Behind the scenes, a lot of math goes into figuring out exactly what qualifies as most relevant web page for your search. Google, for example, uses a page ranking algorithm that is rumored to be the largest numerical calculation carried out anywhere in the world. With the web constantly expanding, researchers at USC have proposed – and demonstrated the feasibility – of using quantum computers to speed up that process.
"This work is about trying to speed up the way we search on the web," said Daniel Lidar, corresponding author of a paper on the research that appeared in the journal Physical Review Letters on June 4.
As the Internet continues to grow, the time and resources needed to run the calculation – which is done daily – grow with it, Lidar said.
Lidar, who holds appointments at the USC Viterbi School of Engineering and the USC Dornsife College of Letters, Arts and Sciences, worked with colleagues Paolo Zanardi of USC Dornsife and first author Silvano Garnerone, formerly a postdoctoral researcher at USC and now of the University of Waterloo, to see whether quantum computing could be used to run the Google algorithm faster.
As opposed to traditional computer bits, which can encode distinctly either a one or a zero, quantum computers use quantum bits or "qubits," which can encode a one and a zero at the same time. This property, called superposition, some day will allow quantum computers to perform certain calculations much faster than traditional computers.
Currently, there isn't a quantum computer in the world anywhere near large enough to run Google's page ranking algorithm for the entire web. To simulate how a quantum computer might perform, the researchers generated models of the web that simulated a few thousand web pages.
The simulation showed that a quantum computer could, in principle, return the ranking of the most important pages in the web faster than traditional computers, and that this quantum speedup would improve the more pages needed to be ranked. Further, the researchers showed that to simply determine whether the web's page rankings should be updated, a quantum computer would be able to spit out a yes-or-no answer exponentially faster than a traditional computer.

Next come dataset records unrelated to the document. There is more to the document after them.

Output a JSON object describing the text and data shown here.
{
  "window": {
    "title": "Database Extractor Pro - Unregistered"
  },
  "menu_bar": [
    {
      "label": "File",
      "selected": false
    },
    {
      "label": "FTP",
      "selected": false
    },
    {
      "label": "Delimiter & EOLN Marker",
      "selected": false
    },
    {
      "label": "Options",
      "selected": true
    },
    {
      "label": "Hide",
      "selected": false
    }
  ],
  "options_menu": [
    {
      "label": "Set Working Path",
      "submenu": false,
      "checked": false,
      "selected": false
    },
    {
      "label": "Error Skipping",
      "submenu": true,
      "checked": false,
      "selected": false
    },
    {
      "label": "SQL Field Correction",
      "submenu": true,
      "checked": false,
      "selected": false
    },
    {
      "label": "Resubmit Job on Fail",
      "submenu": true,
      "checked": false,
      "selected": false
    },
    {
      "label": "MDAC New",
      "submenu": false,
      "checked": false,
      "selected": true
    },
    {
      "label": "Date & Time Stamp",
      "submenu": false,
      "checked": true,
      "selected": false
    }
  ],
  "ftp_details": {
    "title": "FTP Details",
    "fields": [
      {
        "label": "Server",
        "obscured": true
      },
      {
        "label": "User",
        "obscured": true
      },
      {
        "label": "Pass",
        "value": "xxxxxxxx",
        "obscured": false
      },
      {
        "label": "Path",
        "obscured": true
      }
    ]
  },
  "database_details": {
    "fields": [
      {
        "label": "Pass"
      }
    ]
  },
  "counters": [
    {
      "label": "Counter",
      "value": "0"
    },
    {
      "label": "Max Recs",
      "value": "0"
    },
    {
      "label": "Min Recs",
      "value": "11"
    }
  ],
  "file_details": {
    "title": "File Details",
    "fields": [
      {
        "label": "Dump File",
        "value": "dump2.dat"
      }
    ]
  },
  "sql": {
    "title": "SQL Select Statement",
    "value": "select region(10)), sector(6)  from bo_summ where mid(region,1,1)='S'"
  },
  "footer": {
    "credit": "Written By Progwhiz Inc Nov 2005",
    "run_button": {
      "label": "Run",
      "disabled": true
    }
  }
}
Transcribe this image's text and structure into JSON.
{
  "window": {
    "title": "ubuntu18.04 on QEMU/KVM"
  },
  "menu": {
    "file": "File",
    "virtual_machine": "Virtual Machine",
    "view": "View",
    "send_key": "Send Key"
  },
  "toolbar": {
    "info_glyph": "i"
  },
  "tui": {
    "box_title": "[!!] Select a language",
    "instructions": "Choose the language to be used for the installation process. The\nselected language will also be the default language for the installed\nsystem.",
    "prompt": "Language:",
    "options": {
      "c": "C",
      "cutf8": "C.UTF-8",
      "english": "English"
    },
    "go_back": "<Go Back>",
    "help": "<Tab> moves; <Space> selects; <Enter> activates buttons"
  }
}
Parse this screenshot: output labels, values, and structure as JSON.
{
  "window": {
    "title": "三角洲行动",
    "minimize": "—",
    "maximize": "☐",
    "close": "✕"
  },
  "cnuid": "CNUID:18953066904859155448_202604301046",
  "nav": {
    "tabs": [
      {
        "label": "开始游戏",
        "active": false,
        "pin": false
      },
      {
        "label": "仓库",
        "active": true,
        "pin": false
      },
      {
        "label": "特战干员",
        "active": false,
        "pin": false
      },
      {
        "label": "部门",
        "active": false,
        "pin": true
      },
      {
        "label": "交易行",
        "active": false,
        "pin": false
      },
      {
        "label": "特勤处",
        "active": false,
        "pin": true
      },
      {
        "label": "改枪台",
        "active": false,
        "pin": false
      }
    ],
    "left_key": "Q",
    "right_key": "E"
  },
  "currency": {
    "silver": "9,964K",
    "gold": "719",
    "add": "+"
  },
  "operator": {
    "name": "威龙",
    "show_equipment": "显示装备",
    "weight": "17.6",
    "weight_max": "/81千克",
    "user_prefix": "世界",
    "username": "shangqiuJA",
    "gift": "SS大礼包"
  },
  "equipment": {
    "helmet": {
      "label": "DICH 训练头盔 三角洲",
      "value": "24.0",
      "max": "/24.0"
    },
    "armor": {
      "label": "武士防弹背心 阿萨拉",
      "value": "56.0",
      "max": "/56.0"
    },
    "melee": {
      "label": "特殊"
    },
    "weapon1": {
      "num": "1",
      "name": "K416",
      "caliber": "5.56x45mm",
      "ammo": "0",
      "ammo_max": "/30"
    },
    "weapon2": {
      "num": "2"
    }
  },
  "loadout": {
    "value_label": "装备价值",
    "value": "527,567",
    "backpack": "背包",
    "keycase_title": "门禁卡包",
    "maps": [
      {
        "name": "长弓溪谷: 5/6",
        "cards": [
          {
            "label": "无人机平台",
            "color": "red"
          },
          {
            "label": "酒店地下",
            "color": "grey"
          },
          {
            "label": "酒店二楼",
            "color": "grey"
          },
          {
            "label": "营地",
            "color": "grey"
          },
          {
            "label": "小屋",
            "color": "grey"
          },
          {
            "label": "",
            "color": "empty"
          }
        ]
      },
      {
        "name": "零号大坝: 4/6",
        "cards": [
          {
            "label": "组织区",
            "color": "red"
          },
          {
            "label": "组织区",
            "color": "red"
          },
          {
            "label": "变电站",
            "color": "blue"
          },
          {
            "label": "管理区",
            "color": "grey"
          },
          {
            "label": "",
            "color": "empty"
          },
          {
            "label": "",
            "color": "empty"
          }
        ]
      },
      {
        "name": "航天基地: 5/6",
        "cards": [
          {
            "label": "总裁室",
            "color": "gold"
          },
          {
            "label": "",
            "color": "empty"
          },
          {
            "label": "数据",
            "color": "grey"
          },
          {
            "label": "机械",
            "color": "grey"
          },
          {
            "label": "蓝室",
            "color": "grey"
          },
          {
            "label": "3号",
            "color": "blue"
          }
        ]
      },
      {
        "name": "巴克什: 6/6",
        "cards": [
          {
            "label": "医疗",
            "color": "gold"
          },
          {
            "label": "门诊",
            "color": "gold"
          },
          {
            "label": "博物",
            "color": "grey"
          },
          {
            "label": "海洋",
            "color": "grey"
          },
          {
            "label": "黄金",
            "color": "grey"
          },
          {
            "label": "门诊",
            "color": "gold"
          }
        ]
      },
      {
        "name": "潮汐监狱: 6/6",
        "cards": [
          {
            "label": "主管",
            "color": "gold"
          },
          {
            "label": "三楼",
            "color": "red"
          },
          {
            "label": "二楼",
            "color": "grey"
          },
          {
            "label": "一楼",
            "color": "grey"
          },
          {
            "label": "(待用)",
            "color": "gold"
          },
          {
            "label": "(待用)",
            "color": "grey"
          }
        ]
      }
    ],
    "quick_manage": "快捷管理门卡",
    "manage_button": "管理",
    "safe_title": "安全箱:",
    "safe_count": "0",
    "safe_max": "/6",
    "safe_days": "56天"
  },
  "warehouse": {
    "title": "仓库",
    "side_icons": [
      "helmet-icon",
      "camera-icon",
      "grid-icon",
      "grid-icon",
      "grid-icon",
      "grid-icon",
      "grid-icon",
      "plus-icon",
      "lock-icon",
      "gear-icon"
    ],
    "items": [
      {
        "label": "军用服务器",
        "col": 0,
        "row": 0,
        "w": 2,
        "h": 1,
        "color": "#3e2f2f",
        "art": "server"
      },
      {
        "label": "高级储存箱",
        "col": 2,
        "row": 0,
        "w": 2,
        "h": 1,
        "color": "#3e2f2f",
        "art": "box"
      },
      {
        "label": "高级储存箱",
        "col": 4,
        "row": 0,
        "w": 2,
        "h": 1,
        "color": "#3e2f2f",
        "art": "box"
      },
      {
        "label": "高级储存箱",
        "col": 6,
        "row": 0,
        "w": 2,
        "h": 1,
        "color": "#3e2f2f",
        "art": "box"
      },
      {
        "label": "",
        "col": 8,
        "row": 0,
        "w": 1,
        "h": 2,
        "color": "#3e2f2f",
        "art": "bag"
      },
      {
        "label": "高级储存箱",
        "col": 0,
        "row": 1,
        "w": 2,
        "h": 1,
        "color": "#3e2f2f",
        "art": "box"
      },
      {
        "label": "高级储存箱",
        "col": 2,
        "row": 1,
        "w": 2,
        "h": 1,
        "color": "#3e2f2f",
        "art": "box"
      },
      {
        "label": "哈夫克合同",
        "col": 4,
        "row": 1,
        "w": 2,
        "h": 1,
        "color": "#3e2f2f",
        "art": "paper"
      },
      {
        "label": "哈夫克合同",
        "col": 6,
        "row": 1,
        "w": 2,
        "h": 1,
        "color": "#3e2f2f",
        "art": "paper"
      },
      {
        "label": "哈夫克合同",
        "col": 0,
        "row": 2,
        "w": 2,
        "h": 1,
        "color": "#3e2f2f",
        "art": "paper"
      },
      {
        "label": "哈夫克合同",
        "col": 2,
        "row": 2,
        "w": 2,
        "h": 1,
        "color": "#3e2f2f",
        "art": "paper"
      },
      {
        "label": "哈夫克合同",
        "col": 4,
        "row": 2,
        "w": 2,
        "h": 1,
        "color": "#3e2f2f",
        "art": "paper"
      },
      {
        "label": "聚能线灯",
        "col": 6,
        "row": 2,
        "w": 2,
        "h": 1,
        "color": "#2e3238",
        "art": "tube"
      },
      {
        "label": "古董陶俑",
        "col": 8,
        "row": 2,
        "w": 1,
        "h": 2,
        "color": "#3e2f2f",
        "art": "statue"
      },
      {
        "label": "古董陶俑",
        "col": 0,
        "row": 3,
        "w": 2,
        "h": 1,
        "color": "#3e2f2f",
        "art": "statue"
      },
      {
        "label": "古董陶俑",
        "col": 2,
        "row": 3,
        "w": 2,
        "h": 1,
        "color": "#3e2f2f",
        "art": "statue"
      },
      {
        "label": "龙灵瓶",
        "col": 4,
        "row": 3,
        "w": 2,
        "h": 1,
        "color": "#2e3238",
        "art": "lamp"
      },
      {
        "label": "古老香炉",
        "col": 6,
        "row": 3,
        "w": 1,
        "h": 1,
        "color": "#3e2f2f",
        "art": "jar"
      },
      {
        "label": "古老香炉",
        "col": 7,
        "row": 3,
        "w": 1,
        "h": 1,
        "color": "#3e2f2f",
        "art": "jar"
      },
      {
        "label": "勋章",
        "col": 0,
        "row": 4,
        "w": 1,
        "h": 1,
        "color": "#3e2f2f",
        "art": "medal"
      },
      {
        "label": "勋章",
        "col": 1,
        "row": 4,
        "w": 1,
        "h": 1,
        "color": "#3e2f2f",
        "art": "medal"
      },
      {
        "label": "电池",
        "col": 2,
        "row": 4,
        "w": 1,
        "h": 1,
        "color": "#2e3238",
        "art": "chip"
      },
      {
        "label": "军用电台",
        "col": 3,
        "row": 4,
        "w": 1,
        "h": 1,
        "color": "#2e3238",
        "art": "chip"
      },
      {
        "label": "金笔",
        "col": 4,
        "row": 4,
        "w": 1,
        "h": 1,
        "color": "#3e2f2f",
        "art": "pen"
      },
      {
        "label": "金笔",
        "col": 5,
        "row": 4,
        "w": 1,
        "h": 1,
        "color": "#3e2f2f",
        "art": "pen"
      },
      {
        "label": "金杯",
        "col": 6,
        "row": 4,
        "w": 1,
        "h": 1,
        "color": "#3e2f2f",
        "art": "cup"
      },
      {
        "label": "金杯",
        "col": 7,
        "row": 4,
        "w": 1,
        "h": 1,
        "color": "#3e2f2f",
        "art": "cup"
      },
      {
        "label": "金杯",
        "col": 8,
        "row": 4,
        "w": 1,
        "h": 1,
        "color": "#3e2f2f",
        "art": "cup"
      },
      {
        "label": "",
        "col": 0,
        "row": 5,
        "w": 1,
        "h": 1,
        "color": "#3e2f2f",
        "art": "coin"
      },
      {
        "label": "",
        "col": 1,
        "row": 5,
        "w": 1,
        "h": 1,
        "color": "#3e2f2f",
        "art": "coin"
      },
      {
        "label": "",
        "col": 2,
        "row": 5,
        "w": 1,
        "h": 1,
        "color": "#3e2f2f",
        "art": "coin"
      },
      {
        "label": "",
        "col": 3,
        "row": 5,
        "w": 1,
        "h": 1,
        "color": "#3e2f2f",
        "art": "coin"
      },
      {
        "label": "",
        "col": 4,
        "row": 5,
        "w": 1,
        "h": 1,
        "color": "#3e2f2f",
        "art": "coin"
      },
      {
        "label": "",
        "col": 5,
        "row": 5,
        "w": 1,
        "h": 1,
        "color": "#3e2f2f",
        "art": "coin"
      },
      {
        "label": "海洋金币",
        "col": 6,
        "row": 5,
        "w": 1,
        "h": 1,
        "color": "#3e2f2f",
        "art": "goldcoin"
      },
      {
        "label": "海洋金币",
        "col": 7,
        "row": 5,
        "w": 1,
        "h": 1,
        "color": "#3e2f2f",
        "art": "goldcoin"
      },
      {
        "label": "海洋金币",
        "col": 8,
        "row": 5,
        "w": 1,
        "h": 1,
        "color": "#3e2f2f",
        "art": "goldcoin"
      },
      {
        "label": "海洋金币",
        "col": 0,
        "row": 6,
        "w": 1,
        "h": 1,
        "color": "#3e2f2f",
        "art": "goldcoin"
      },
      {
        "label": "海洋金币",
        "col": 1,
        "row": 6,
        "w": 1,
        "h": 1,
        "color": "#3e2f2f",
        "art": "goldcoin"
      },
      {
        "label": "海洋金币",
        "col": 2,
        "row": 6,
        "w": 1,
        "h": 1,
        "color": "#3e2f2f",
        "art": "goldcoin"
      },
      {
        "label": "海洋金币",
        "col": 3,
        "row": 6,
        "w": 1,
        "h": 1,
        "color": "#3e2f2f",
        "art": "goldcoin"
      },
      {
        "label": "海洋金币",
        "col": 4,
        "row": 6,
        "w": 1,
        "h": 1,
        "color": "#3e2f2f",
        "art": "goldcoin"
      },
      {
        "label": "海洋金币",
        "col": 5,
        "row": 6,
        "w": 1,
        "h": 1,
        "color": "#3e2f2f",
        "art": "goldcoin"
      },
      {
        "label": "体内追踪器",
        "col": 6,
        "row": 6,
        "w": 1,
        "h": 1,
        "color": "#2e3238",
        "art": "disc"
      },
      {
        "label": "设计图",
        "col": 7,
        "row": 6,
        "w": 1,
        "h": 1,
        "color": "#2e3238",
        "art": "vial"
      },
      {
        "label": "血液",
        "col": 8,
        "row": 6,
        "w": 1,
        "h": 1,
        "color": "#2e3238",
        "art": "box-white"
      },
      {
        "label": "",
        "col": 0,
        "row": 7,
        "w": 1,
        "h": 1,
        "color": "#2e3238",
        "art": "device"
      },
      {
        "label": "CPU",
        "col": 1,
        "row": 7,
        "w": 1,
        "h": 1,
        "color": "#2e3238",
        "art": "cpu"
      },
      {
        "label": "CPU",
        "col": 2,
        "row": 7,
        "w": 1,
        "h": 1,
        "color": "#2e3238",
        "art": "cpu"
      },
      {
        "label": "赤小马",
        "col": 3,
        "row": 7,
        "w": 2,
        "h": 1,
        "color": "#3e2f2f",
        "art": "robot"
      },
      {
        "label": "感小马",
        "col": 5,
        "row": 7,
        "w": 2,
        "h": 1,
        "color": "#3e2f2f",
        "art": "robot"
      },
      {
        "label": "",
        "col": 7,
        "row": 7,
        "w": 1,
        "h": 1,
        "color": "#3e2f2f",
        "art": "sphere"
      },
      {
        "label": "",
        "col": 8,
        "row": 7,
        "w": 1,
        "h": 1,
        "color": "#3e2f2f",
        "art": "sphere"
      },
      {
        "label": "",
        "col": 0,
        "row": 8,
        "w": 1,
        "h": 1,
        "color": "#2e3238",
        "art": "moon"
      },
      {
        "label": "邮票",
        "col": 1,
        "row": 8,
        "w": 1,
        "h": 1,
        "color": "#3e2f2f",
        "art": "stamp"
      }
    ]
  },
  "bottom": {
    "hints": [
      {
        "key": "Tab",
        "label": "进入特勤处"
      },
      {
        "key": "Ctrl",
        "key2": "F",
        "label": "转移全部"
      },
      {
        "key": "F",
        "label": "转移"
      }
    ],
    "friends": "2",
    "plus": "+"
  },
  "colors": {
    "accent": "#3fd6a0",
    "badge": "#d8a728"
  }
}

This research was funded by number of sources, including the National Science Foundation, the NASA Ames Research Center, the Lockheed Martin Corporation University Research Initiative program, and a Google faculty research award to Lidar.
Physical Review Letters